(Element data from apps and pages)
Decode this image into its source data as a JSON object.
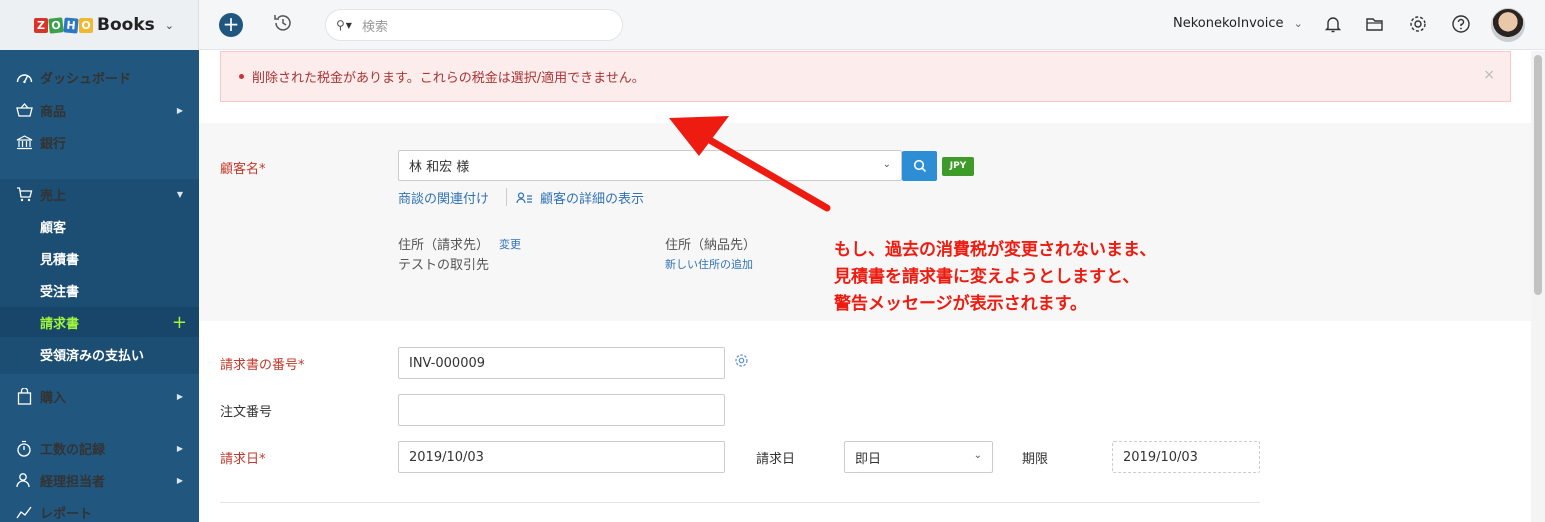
{
  "brand": {
    "logo_letters": [
      "Z",
      "O",
      "H",
      "O"
    ],
    "name": "Books"
  },
  "topbar": {
    "search_placeholder": "検索",
    "organization": "NekonekoInvoice"
  },
  "sidebar": {
    "dashboard": "ダッシュボード",
    "items": "商品",
    "banking": "銀行",
    "sales": "売上",
    "customers": "顧客",
    "estimates": "見積書",
    "sales_orders": "受注書",
    "invoices": "請求書",
    "payments_received": "受領済みの支払い",
    "purchases": "購入",
    "time_tracking": "工数の記録",
    "accountant": "経理担当者",
    "reports": "レポート"
  },
  "alert": {
    "message": "削除された税金があります。これらの税金は選択/適用できません。",
    "close": "×"
  },
  "form": {
    "customer_label": "顧客名*",
    "customer_value": "林 和宏 様",
    "currency_badge": "JPY",
    "link_deals": "商談の関連付け",
    "link_customer_details": "顧客の詳細の表示",
    "billing_address_label": "住所（請求先）",
    "billing_address_change": "変更",
    "billing_address_value": "テストの取引先",
    "shipping_address_label": "住所（納品先）",
    "shipping_address_add": "新しい住所の追加",
    "invoice_number_label": "請求書の番号*",
    "invoice_number_value": "INV-000009",
    "order_number_label": "注文番号",
    "order_number_value": "",
    "invoice_date_label": "請求日*",
    "invoice_date_value": "2019/10/03",
    "terms_label": "請求日",
    "terms_value": "即日",
    "due_date_label": "期限",
    "due_date_value": "2019/10/03"
  },
  "annotation": {
    "line1": "もし、過去の消費税が変更されないまま、",
    "line2": "見積書を請求書に変えようとしますと、",
    "line3": "警告メッセージが表示されます。"
  },
  "colors": {
    "sidebar": "#21577f",
    "active_text": "#9ff53b",
    "required": "#c0392b",
    "link": "#3173b7",
    "annotation": "#ee1c10"
  }
}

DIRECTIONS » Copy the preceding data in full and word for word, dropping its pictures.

RESULT OF THE TASK »
Decode this image into its source data as a JSON object.
{
  "brand": {
    "logo_letters": [
      "Z",
      "O",
      "H",
      "O"
    ],
    "name": "Books"
  },
  "topbar": {
    "search_placeholder": "検索",
    "organization": "NekonekoInvoice"
  },
  "sidebar": {
    "dashboard": "ダッシュボード",
    "items": "商品",
    "banking": "銀行",
    "sales": "売上",
    "customers": "顧客",
    "estimates": "見積書",
    "sales_orders": "受注書",
    "invoices": "請求書",
    "payments_received": "受領済みの支払い",
    "purchases": "購入",
    "time_tracking": "工数の記録",
    "accountant": "経理担当者",
    "reports": "レポート"
  },
  "alert": {
    "message": "削除された税金があります。これらの税金は選択/適用できません。",
    "close": "×"
  },
  "form": {
    "customer_label": "顧客名*",
    "customer_value": "林 和宏 様",
    "currency_badge": "JPY",
    "link_deals": "商談の関連付け",
    "link_customer_details": "顧客の詳細の表示",
    "billing_address_label": "住所（請求先）",
    "billing_address_change": "変更",
    "billing_address_value": "テストの取引先",
    "shipping_address_label": "住所（納品先）",
    "shipping_address_add": "新しい住所の追加",
    "invoice_number_label": "請求書の番号*",
    "invoice_number_value": "INV-000009",
    "order_number_label": "注文番号",
    "order_number_value": "",
    "invoice_date_label": "請求日*",
    "invoice_date_value": "2019/10/03",
    "terms_label": "請求日",
    "terms_value": "即日",
    "due_date_label": "期限",
    "due_date_value": "2019/10/03"
  },
  "annotation": {
    "line1": "もし、過去の消費税が変更されないまま、",
    "line2": "見積書を請求書に変えようとしますと、",
    "line3": "警告メッセージが表示されます。"
  },
  "colors": {
    "sidebar": "#21577f",
    "active_text": "#9ff53b",
    "required": "#c0392b",
    "link": "#3173b7",
    "annotation": "#ee1c10"
  }
}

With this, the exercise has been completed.